- _Task brief_
The entries must be repeated verbatim, and their images left out.

----------------

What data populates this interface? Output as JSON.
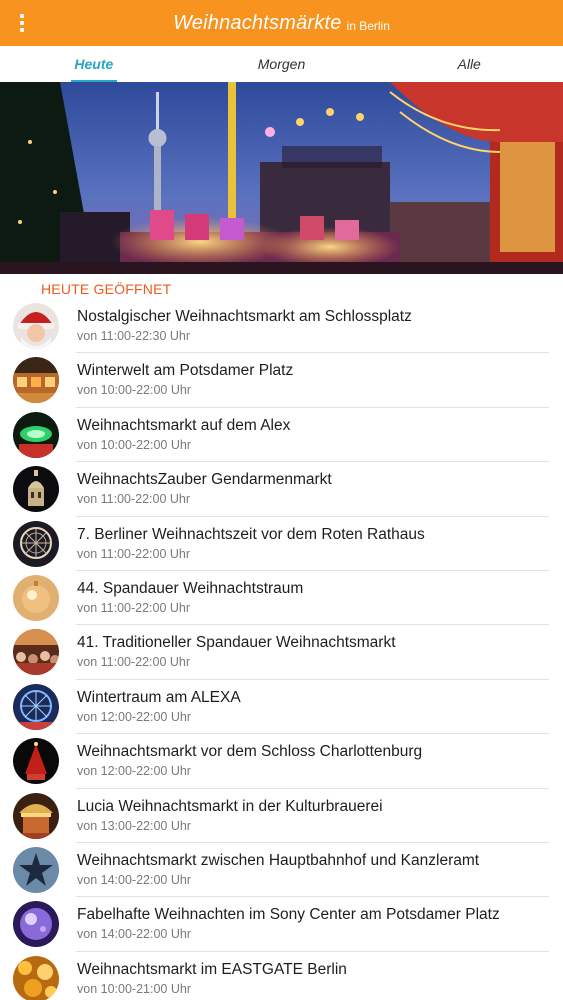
{
  "appbar": {
    "title": "Weihnachtsmärkte",
    "subtitle": "in Berlin",
    "menu_icon": "menu-dots-icon",
    "color": "#f7931e"
  },
  "tabs": [
    {
      "label": "Heute",
      "active": true
    },
    {
      "label": "Morgen",
      "active": false
    },
    {
      "label": "Alle",
      "active": false
    }
  ],
  "accent_color": "#27a6c8",
  "section_title": "HEUTE GEÖFFNET",
  "markets": [
    {
      "name": "Nostalgischer Weihnachtsmarkt am Schlossplatz",
      "hours": "von 11:00-22:30 Uhr",
      "thumb": "santa"
    },
    {
      "name": "Winterwelt am Potsdamer Platz",
      "hours": "von 10:00-22:00 Uhr",
      "thumb": "market-stalls"
    },
    {
      "name": "Weihnachtsmarkt auf dem Alex",
      "hours": "von 10:00-22:00 Uhr",
      "thumb": "green-lights"
    },
    {
      "name": "WeihnachtsZauber Gendarmenmarkt",
      "hours": "von 11:00-22:00 Uhr",
      "thumb": "dome"
    },
    {
      "name": "7. Berliner Weihnachtszeit vor dem Roten Rathaus",
      "hours": "von 11:00-22:00 Uhr",
      "thumb": "ferris-wheel"
    },
    {
      "name": "44. Spandauer Weihnachtstraum",
      "hours": "von 11:00-22:00 Uhr",
      "thumb": "golden-ornament"
    },
    {
      "name": "41. Traditioneller Spandauer Weihnachtsmarkt",
      "hours": "von 11:00-22:00 Uhr",
      "thumb": "crowd"
    },
    {
      "name": "Wintertraum am ALEXA",
      "hours": "von 12:00-22:00 Uhr",
      "thumb": "blue-wheel"
    },
    {
      "name": "Weihnachtsmarkt vor dem Schloss Charlottenburg",
      "hours": "von 12:00-22:00 Uhr",
      "thumb": "red-tree"
    },
    {
      "name": "Lucia Weihnachtsmarkt in der Kulturbrauerei",
      "hours": "von 13:00-22:00 Uhr",
      "thumb": "carousel"
    },
    {
      "name": "Weihnachtsmarkt zwischen Hauptbahnhof und Kanzleramt",
      "hours": "von 14:00-22:00 Uhr",
      "thumb": "star"
    },
    {
      "name": "Fabelhafte Weihnachten im Sony Center am Potsdamer Platz",
      "hours": "von 14:00-22:00 Uhr",
      "thumb": "purple-ball"
    },
    {
      "name": "Weihnachtsmarkt im EASTGATE Berlin",
      "hours": "von 10:00-21:00 Uhr",
      "thumb": "bokeh"
    }
  ]
}
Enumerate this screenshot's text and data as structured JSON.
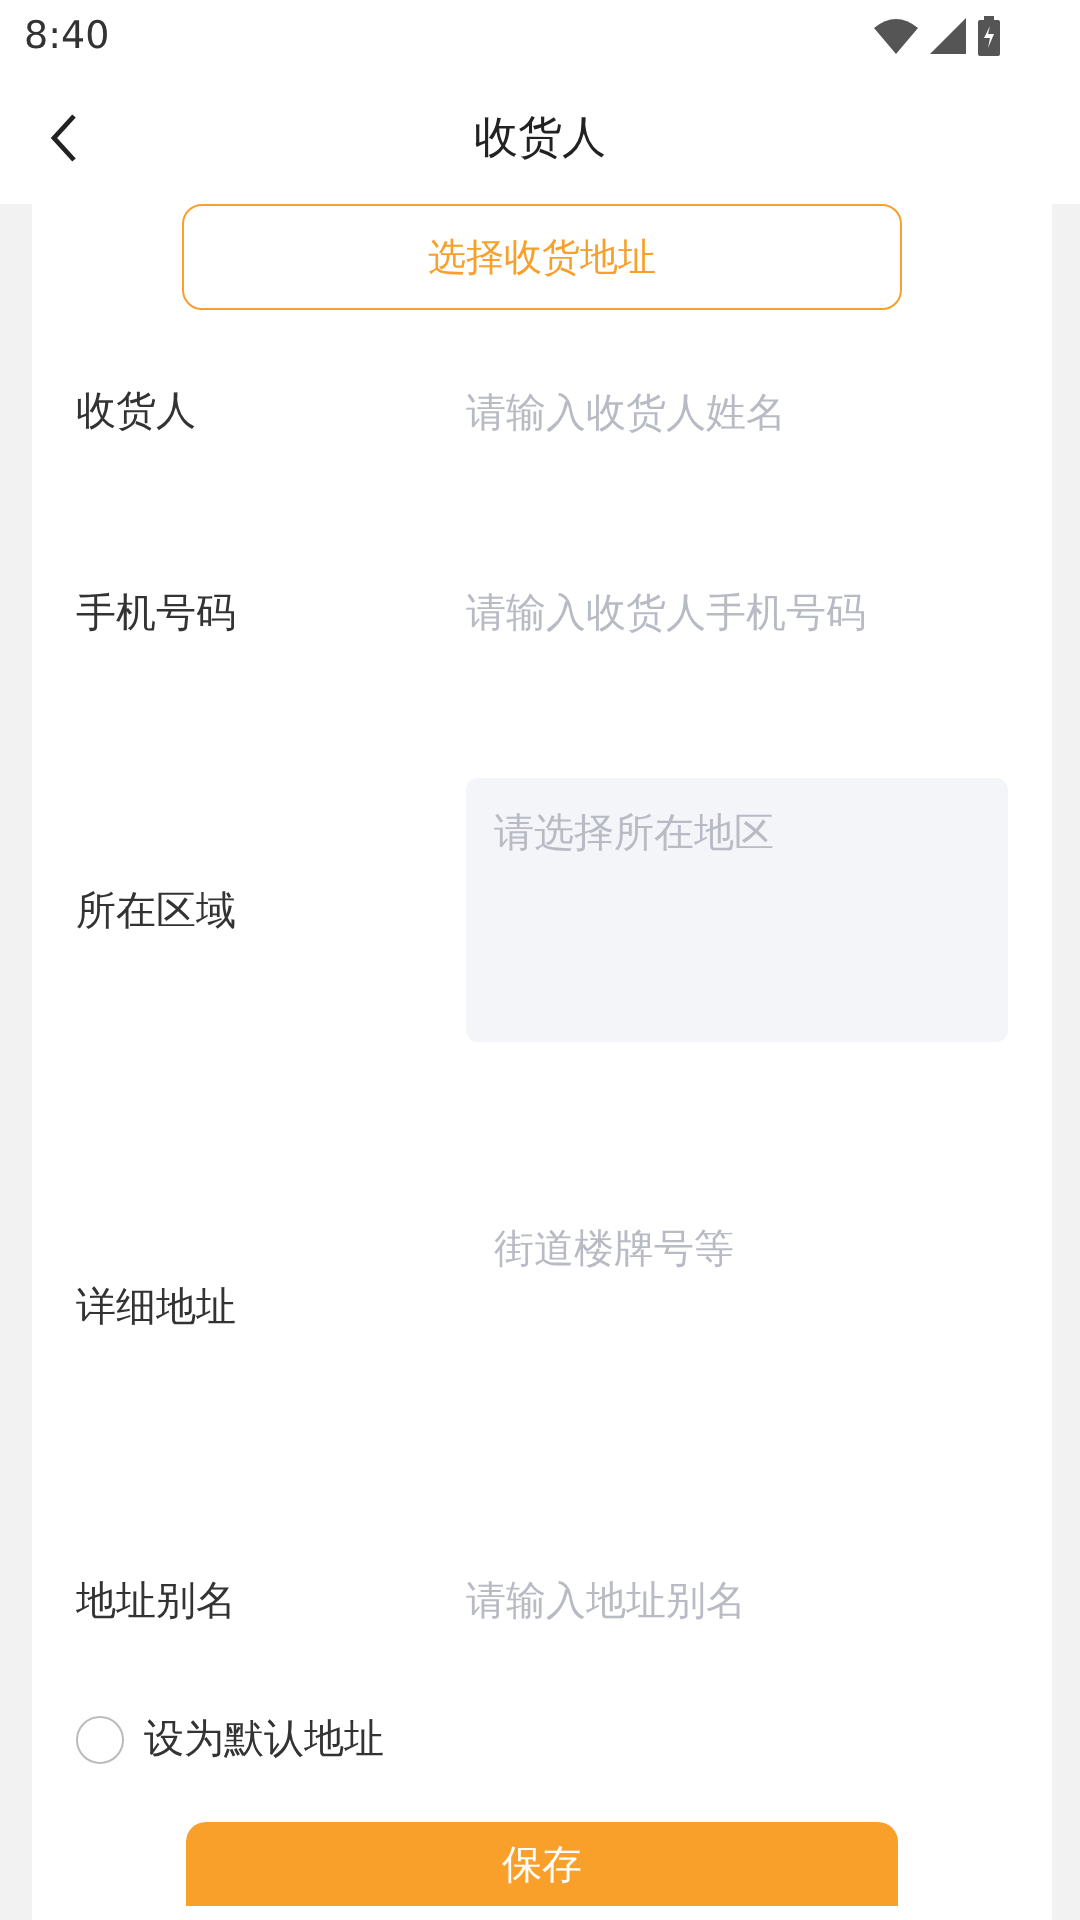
{
  "status_bar": {
    "time": "8:40"
  },
  "header": {
    "title": "收货人"
  },
  "select_address_button": "选择收货地址",
  "fields": [
    {
      "kind": "input",
      "label": "收货人",
      "placeholder": "请输入收货人姓名"
    },
    {
      "kind": "input",
      "label": "手机号码",
      "placeholder": "请输入收货人手机号码"
    },
    {
      "kind": "picker",
      "label": "所在区域",
      "placeholder": "请选择所在地区"
    },
    {
      "kind": "textarea",
      "label": "详细地址",
      "placeholder": "街道楼牌号等"
    },
    {
      "kind": "input",
      "label": "地址别名",
      "placeholder": "请输入地址别名"
    }
  ],
  "default_address": {
    "label": "设为默认地址",
    "checked": false
  },
  "save_button": "保存"
}
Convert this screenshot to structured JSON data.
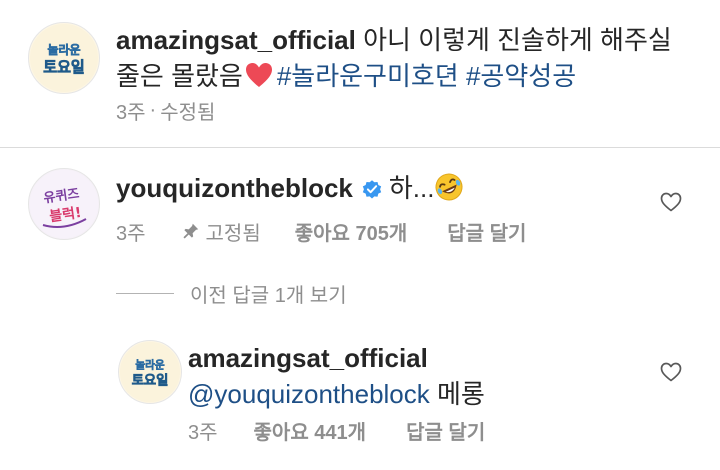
{
  "comment1": {
    "avatar_text_top": "놀라운",
    "avatar_text_bottom": "토요일",
    "username": "amazingsat_official",
    "text_line1": "아니 이렇게 진솔하게 해주실",
    "text_line2": "줄은 몰랐음",
    "emoji": "heart-emoji",
    "hashtag1": "#놀라운구미호뎐",
    "hashtag2": "#공약성공",
    "time": "3주",
    "separator": "·",
    "edited": "수정됨"
  },
  "comment2": {
    "avatar_text_top": "유퀴즈",
    "avatar_text_bottom": "블럭!",
    "username": "youquizontheblock",
    "verified_icon": "verified-badge-icon",
    "text": "하...",
    "emoji": "rolling-laughing-emoji",
    "time": "3주",
    "pinned": "고정됨",
    "likes": "좋아요 705개",
    "reply": "답글 달기",
    "like_icon": "heart-outline-icon"
  },
  "view_replies": "이전 답글 1개 보기",
  "reply1": {
    "avatar_text_top": "놀라운",
    "avatar_text_bottom": "토요일",
    "username": "amazingsat_official",
    "mention": "@youquizontheblock",
    "text": "메롱",
    "time": "3주",
    "likes": "좋아요 441개",
    "reply": "답글 달기",
    "like_icon": "heart-outline-icon"
  },
  "colors": {
    "text": "#262626",
    "meta": "#8e8e8e",
    "link": "#1e4f86",
    "verified": "#3897f0",
    "heart": "#ed4956"
  }
}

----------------

- _Reply_
What data populates this interface? Output as JSON.
{
  "appbar": {
    "title": "Weihnachtsmärkte",
    "subtitle": "in Berlin",
    "menu_icon": "menu-dots-icon",
    "color": "#f7931e"
  },
  "tabs": [
    {
      "label": "Heute",
      "active": true
    },
    {
      "label": "Morgen",
      "active": false
    },
    {
      "label": "Alle",
      "active": false
    }
  ],
  "accent_color": "#27a6c8",
  "section_title": "HEUTE GEÖFFNET",
  "markets": [
    {
      "name": "Nostalgischer Weihnachtsmarkt am Schlossplatz",
      "hours": "von 11:00-22:30 Uhr",
      "thumb": "santa"
    },
    {
      "name": "Winterwelt am Potsdamer Platz",
      "hours": "von 10:00-22:00 Uhr",
      "thumb": "market-stalls"
    },
    {
      "name": "Weihnachtsmarkt auf dem Alex",
      "hours": "von 10:00-22:00 Uhr",
      "thumb": "green-lights"
    },
    {
      "name": "WeihnachtsZauber Gendarmenmarkt",
      "hours": "von 11:00-22:00 Uhr",
      "thumb": "dome"
    },
    {
      "name": "7. Berliner Weihnachtszeit vor dem Roten Rathaus",
      "hours": "von 11:00-22:00 Uhr",
      "thumb": "ferris-wheel"
    },
    {
      "name": "44. Spandauer Weihnachtstraum",
      "hours": "von 11:00-22:00 Uhr",
      "thumb": "golden-ornament"
    },
    {
      "name": "41. Traditioneller Spandauer Weihnachtsmarkt",
      "hours": "von 11:00-22:00 Uhr",
      "thumb": "crowd"
    },
    {
      "name": "Wintertraum am ALEXA",
      "hours": "von 12:00-22:00 Uhr",
      "thumb": "blue-wheel"
    },
    {
      "name": "Weihnachtsmarkt vor dem Schloss Charlottenburg",
      "hours": "von 12:00-22:00 Uhr",
      "thumb": "red-tree"
    },
    {
      "name": "Lucia Weihnachtsmarkt in der Kulturbrauerei",
      "hours": "von 13:00-22:00 Uhr",
      "thumb": "carousel"
    },
    {
      "name": "Weihnachtsmarkt zwischen Hauptbahnhof und Kanzleramt",
      "hours": "von 14:00-22:00 Uhr",
      "thumb": "star"
    },
    {
      "name": "Fabelhafte Weihnachten im Sony Center am Potsdamer Platz",
      "hours": "von 14:00-22:00 Uhr",
      "thumb": "purple-ball"
    },
    {
      "name": "Weihnachtsmarkt im EASTGATE Berlin",
      "hours": "von 10:00-21:00 Uhr",
      "thumb": "bokeh"
    }
  ]
}
Enumerate this screenshot's text and data as structured JSON.
{
  "status_bar": {
    "time": "8:40"
  },
  "header": {
    "title": "收货人"
  },
  "select_address_button": "选择收货地址",
  "fields": [
    {
      "kind": "input",
      "label": "收货人",
      "placeholder": "请输入收货人姓名"
    },
    {
      "kind": "input",
      "label": "手机号码",
      "placeholder": "请输入收货人手机号码"
    },
    {
      "kind": "picker",
      "label": "所在区域",
      "placeholder": "请选择所在地区"
    },
    {
      "kind": "textarea",
      "label": "详细地址",
      "placeholder": "街道楼牌号等"
    },
    {
      "kind": "input",
      "label": "地址别名",
      "placeholder": "请输入地址别名"
    }
  ],
  "default_address": {
    "label": "设为默认地址",
    "checked": false
  },
  "save_button": "保存"
}
Convert this screenshot to structured JSON data.
{
  "comment1": {
    "avatar_text_top": "놀라운",
    "avatar_text_bottom": "토요일",
    "username": "amazingsat_official",
    "text_line1": "아니 이렇게 진솔하게 해주실",
    "text_line2": "줄은 몰랐음",
    "emoji": "heart-emoji",
    "hashtag1": "#놀라운구미호뎐",
    "hashtag2": "#공약성공",
    "time": "3주",
    "separator": "·",
    "edited": "수정됨"
  },
  "comment2": {
    "avatar_text_top": "유퀴즈",
    "avatar_text_bottom": "블럭!",
    "username": "youquizontheblock",
    "verified_icon": "verified-badge-icon",
    "text": "하...",
    "emoji": "rolling-laughing-emoji",
    "time": "3주",
    "pinned": "고정됨",
    "likes": "좋아요 705개",
    "reply": "답글 달기",
    "like_icon": "heart-outline-icon"
  },
  "view_replies": "이전 답글 1개 보기",
  "reply1": {
    "avatar_text_top": "놀라운",
    "avatar_text_bottom": "토요일",
    "username": "amazingsat_official",
    "mention": "@youquizontheblock",
    "text": "메롱",
    "time": "3주",
    "likes": "좋아요 441개",
    "reply": "답글 달기",
    "like_icon": "heart-outline-icon"
  },
  "colors": {
    "text": "#262626",
    "meta": "#8e8e8e",
    "link": "#1e4f86",
    "verified": "#3897f0",
    "heart": "#ed4956"
  }
}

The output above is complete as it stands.